* _Work task_
If a line in the data below holds the word "name", copy it.
** Records for processing follows **
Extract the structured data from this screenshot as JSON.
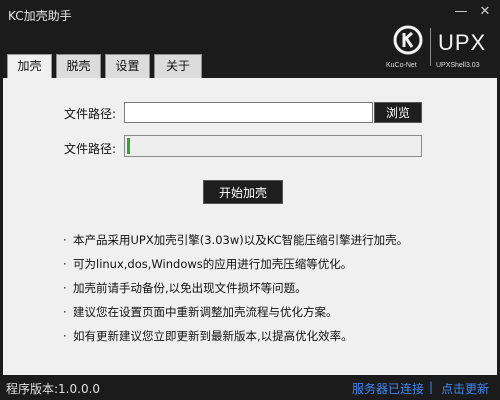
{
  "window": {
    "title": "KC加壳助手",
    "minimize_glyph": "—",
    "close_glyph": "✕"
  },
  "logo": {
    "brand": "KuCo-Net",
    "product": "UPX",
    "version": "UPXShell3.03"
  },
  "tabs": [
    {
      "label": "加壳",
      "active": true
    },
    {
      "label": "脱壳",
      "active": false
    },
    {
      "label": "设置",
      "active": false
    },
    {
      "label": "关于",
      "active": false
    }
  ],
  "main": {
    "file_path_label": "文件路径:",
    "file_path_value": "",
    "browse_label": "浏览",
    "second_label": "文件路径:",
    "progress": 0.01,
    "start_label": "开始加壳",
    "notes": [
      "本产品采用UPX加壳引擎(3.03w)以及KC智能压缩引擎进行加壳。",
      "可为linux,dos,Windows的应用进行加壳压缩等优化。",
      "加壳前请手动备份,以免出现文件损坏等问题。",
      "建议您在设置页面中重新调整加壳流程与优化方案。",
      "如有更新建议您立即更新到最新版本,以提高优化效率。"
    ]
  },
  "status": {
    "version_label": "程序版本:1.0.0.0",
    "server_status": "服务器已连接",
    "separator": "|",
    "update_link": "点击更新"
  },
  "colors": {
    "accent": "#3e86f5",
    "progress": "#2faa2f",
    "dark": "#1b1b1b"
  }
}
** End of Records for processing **
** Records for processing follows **
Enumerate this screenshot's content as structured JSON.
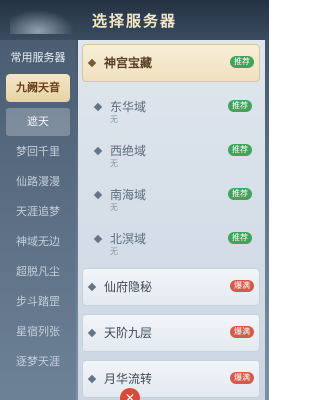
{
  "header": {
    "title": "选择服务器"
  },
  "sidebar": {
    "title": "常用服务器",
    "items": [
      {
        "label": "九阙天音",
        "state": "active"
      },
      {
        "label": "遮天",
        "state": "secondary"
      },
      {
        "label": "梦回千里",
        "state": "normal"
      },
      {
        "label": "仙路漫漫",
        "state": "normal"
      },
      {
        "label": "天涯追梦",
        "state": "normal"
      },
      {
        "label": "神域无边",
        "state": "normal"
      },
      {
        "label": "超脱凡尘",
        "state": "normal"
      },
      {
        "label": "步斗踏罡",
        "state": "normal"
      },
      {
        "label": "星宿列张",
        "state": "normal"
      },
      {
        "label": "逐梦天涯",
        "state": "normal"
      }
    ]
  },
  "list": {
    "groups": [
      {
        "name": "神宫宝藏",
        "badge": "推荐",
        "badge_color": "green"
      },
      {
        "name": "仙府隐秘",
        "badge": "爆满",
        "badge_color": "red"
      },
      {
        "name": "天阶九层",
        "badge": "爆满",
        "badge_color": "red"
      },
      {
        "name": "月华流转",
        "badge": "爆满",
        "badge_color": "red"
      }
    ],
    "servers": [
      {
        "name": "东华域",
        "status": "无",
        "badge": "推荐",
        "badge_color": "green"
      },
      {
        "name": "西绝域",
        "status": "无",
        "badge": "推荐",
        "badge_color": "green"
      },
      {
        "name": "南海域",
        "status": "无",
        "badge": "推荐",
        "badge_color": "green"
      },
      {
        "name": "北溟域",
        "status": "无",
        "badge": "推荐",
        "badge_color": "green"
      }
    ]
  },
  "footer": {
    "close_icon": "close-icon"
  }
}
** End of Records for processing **
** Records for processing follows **
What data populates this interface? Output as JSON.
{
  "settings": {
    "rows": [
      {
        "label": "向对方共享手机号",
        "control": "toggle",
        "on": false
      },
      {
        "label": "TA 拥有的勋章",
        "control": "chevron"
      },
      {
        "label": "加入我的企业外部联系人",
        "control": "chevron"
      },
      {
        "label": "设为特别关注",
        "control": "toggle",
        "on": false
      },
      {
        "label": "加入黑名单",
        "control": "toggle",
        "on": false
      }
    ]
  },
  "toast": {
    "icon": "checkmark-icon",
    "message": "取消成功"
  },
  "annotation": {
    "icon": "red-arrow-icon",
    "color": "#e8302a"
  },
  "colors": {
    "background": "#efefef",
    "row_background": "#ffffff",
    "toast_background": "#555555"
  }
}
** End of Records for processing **
* _Answer to the exercise_
        "name": "神宫宝藏",
        "name": "仙府隐秘",
        "name": "天阶九层",
        "name": "月华流转",
        "name": "东华域",
        "name": "西绝域",
        "name": "南海域",
        "name": "北溟域",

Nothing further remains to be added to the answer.